Last week a fourth undocumented immigrant facing deportation sought sanctuary at a New Haven church. Monday she regained her freedom.
After only six days at the church, Nelly Cumbicos is now back with her family in Meriden, after federal immigration officials promised not to seek her deportation while a decision on her U.S. citizenship is still pending at the Board of Immigration Appeals.
Local immigrant rights activist Kica Matos called an impromptu press conference Monday evening at the First and Summerfield United Methodist Church on Elm Street to announce that Cumbicos, a 41-year-old Ecuadorian immigrant who first came to the United States in 2000, would be leaving sanctuary at the church to rejoin her husband and 16-year-old son, both of whom are U.S. citizens, in Meriden.

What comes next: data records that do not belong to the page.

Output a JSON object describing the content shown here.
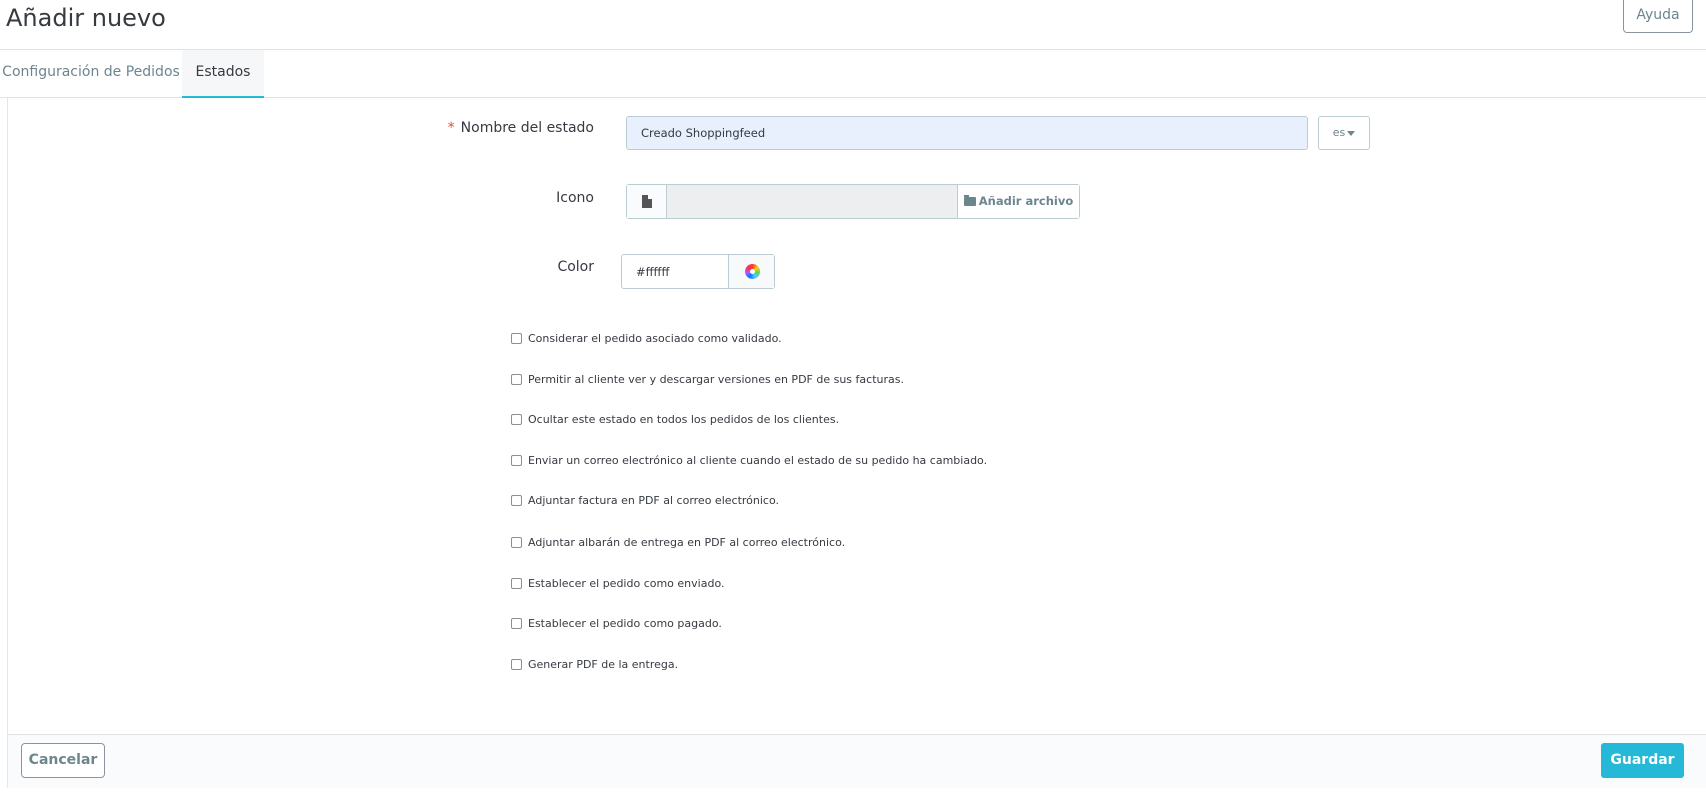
{
  "header": {
    "title": "Añadir nuevo",
    "help_label": "Ayuda"
  },
  "tabs": [
    {
      "label": "Configuración de Pedidos",
      "active": false
    },
    {
      "label": "Estados",
      "active": true
    }
  ],
  "form": {
    "name": {
      "label": "Nombre del estado",
      "required_mark": "*",
      "value": "Creado Shoppingfeed",
      "lang": "es"
    },
    "icon": {
      "label": "Icono",
      "add_file_label": "Añadir archivo"
    },
    "color": {
      "label": "Color",
      "value": "#ffffff"
    },
    "checkboxes": [
      {
        "label": "Considerar el pedido asociado como validado.",
        "checked": false
      },
      {
        "label": "Permitir al cliente ver y descargar versiones en PDF de sus facturas.",
        "checked": false
      },
      {
        "label": "Ocultar este estado en todos los pedidos de los clientes.",
        "checked": false
      },
      {
        "label": "Enviar un correo electrónico al cliente cuando el estado de su pedido ha cambiado.",
        "checked": false
      },
      {
        "label": "Adjuntar factura en PDF al correo electrónico.",
        "checked": false
      },
      {
        "label": "Adjuntar albarán de entrega en PDF al correo electrónico.",
        "checked": false
      },
      {
        "label": "Establecer el pedido como enviado.",
        "checked": false
      },
      {
        "label": "Establecer el pedido como pagado.",
        "checked": false
      },
      {
        "label": "Generar PDF de la entrega.",
        "checked": false
      }
    ]
  },
  "footer": {
    "cancel_label": "Cancelar",
    "save_label": "Guardar"
  },
  "colors": {
    "accent": "#25b9d7",
    "required": "#e24b3b",
    "input_autofill_bg": "#e8f0fe"
  }
}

In July 2017, Nury Chavarria, a Guatemalan immigrant from Norwalk, received a similar reprieve after spending a few days in the sanctuary congregation at Iglesia de Dios Pentecostal in Fair Haven.

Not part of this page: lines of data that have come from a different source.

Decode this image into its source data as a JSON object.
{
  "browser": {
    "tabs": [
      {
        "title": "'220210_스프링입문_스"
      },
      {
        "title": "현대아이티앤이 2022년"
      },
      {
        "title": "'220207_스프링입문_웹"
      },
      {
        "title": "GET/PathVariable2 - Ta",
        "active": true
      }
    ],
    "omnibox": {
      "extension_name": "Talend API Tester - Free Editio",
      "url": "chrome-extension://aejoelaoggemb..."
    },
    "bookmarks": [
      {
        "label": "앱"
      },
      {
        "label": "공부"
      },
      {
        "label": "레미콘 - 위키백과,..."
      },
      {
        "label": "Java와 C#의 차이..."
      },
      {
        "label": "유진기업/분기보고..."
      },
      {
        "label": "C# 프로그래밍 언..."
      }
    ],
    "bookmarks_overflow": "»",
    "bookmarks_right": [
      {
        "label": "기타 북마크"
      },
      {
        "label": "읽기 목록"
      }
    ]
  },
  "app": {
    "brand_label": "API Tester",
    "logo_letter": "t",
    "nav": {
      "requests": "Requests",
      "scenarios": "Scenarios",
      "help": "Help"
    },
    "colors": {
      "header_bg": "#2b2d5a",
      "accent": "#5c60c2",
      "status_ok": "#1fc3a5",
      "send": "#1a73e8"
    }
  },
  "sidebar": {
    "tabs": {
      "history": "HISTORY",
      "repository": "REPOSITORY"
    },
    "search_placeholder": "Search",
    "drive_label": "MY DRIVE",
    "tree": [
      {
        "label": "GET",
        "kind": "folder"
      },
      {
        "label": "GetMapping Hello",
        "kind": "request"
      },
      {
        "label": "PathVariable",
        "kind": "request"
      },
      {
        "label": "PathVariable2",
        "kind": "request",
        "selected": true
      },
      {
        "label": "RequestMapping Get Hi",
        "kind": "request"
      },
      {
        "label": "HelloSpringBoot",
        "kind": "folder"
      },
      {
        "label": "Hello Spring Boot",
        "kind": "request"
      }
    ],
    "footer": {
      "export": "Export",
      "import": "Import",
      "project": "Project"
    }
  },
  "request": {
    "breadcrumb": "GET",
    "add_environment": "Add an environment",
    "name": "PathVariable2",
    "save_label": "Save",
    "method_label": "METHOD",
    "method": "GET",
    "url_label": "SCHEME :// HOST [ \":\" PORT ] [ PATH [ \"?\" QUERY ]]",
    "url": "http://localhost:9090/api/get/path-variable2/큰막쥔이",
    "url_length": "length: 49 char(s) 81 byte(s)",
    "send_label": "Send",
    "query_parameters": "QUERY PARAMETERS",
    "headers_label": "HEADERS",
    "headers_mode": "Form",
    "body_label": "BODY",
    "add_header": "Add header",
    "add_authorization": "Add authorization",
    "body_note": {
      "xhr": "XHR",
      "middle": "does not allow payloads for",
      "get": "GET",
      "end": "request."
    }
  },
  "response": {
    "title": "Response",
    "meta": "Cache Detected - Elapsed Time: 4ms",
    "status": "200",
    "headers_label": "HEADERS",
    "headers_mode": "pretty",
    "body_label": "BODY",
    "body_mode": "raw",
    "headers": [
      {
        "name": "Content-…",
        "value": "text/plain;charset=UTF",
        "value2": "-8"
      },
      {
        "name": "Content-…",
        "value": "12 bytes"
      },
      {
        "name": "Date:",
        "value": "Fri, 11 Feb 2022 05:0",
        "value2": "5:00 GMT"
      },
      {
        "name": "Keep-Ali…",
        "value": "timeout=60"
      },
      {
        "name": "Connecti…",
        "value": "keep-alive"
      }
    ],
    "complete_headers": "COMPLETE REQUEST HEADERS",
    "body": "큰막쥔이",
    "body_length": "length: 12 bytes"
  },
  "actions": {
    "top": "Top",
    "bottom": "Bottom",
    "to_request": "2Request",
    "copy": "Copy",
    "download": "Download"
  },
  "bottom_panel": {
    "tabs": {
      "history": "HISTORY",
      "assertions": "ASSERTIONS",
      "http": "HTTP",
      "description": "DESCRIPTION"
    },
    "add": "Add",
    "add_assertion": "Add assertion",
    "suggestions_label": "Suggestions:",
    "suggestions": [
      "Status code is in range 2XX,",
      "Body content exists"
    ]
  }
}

Unlike Marco Antonio Reyes Alvarez, who stayed at the church for more than three months before securing a Thanksgiving Eve reprieve from his deportation order, and Nelson Pinos, who has been living at the church since Dec. 1, 2017 in opposition to his deportation order, Cumbicos spent less than a week in hideout at the Downtown sanctuary. She moved in on Wednesday, Feb. 28, then returned home to Meriden Monday afternoon.
Cumbicos fled death threats in Ecuador in 2000, arriving in Connecticut later that year. She has spent the last 18 years in Meriden with her husband Ramon and her 16-year-old son Jim, both of whom are U.S. citizens. According to Matos, Cumbicos has never been arrested and has no criminal history independent of her immigration status.

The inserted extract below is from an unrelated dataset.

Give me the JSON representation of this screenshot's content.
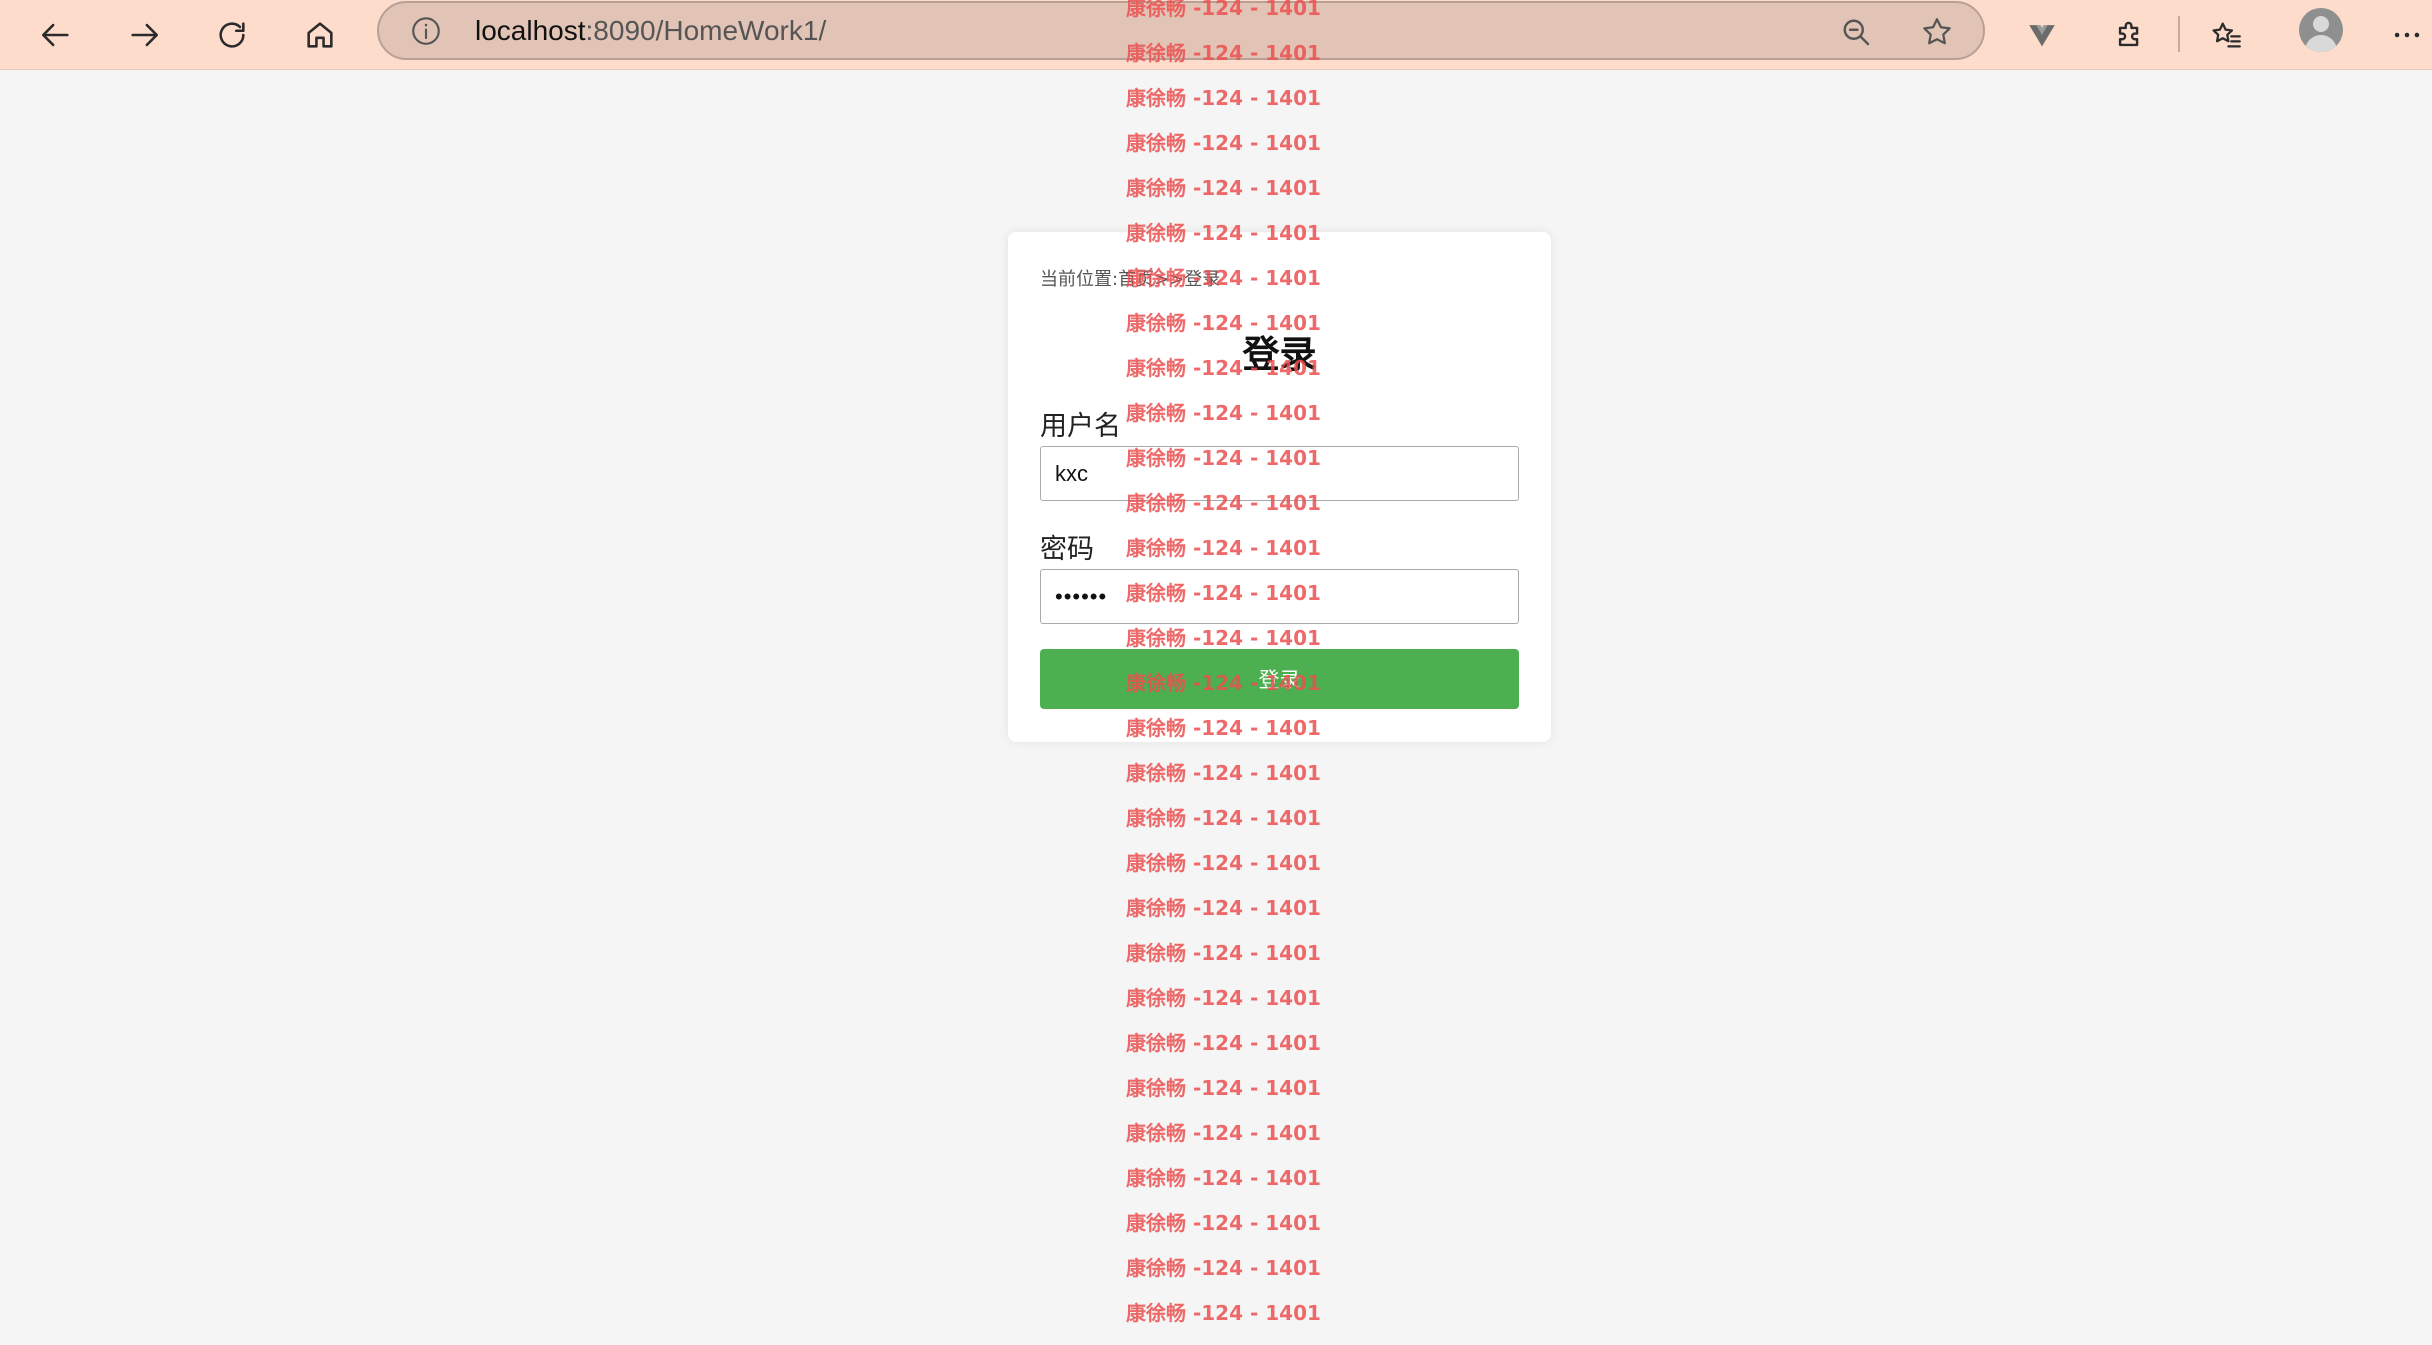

In 2015, her husband filed an immigration marriage petition to secure Cumbicos a green card. The petition was successful. But, according to Matos and Cumbicos’s lawyer Erin O’Neil-Baker, the mere engagement of that petition process alerted immigration officials in the Department of Homeland Security (DHS) to an outstanding order of removal dating back to 2002. That old order has prevented Cumbicos from securing a legal permanent residency through the marriage petition process.
Earlier in 2018, Cumbicos received an order of deportation. On Feb. 5, she received a stay of deportation, which was promptly reversed on Feb. 9. Her deportation date was set as Feb. 28.
Matos said that she first met Cumbicos on Feb. 22, after several supporters reached out to her for help in the days after the reversal of her initial stay.
Matos said that she told Cumbicos that, if she did not receive a legal stay by her deportation date of Feb. 28, and if she was in need of sanctuary, Matos would be able to arrange that for her.
Several days later, Cumbicos let Matos know that she would be interested in finding a sanctuary in New Haven. Matos met with local sanctuary congregation leaders to find her a place to live, and helped move her into First and Summerfield on her scheduled deportation date, Wednesday, Feb. 28.
After a week of appeals from Matos and other supporters of Cumbicos, DHS announced on Monday that it will not enforce her deportation while Cumbicos’s motion to reopen her permanent residency application is still pending before the Board of Immigration Appeals.
“If Nelly had gotten on that plane last Wednesday,” Matos said on Monday night, “she would have left the country that she has called home for the last 18 years.”
She celebrated Cumbicos’s temporary reprieve, but emphasized that her case is far from over.
“In this instance,” she said, “let me say that ICE did the right thing. They exercised their discretion in a way that will give Nelly the opportunity to be heard in court.”
Rev. Paul Fleck of the Hamden Plains United Methodist Church and Pastor Juhye Hahn of First and Summerfield followed Matos with words of celebration for Cumbicos, and words of commitment to the sanctuary congregation cause.
“As the prophets of old said,” Fleck said, “the hearts of stone have been replaced with hearts of flesh, at least in this particular case.”
“This is the place where everyone is welcome,” Hahn followed. “God never asks our status. God doesn’t ask our nationality or where we came from and God doesn’t ask our age and our sexual orientation at all. This place is a welcome place. That’s why we call it a sanctuary.”
Meriden Councilman Miguel Castro followed the faith leaders with a political appeal to immigrant rights activists to continue to put pressure on local politicians to engage in the fight to protect undocumented immigrants from deportation.
“This is a war against those that continue to promote segregation and criminal deportations against our people and members of our community,” he said. “It shouldn’t happen.”
Cumbicos, standing alongside her sister, Elizabeth, and her son and husband, told the group before her how blessed she felt, and how happy she was to have been able to stay at the church in her time of need.
“I just want to thank you so much for coming here,” she said. “Right now, I’m so happy.”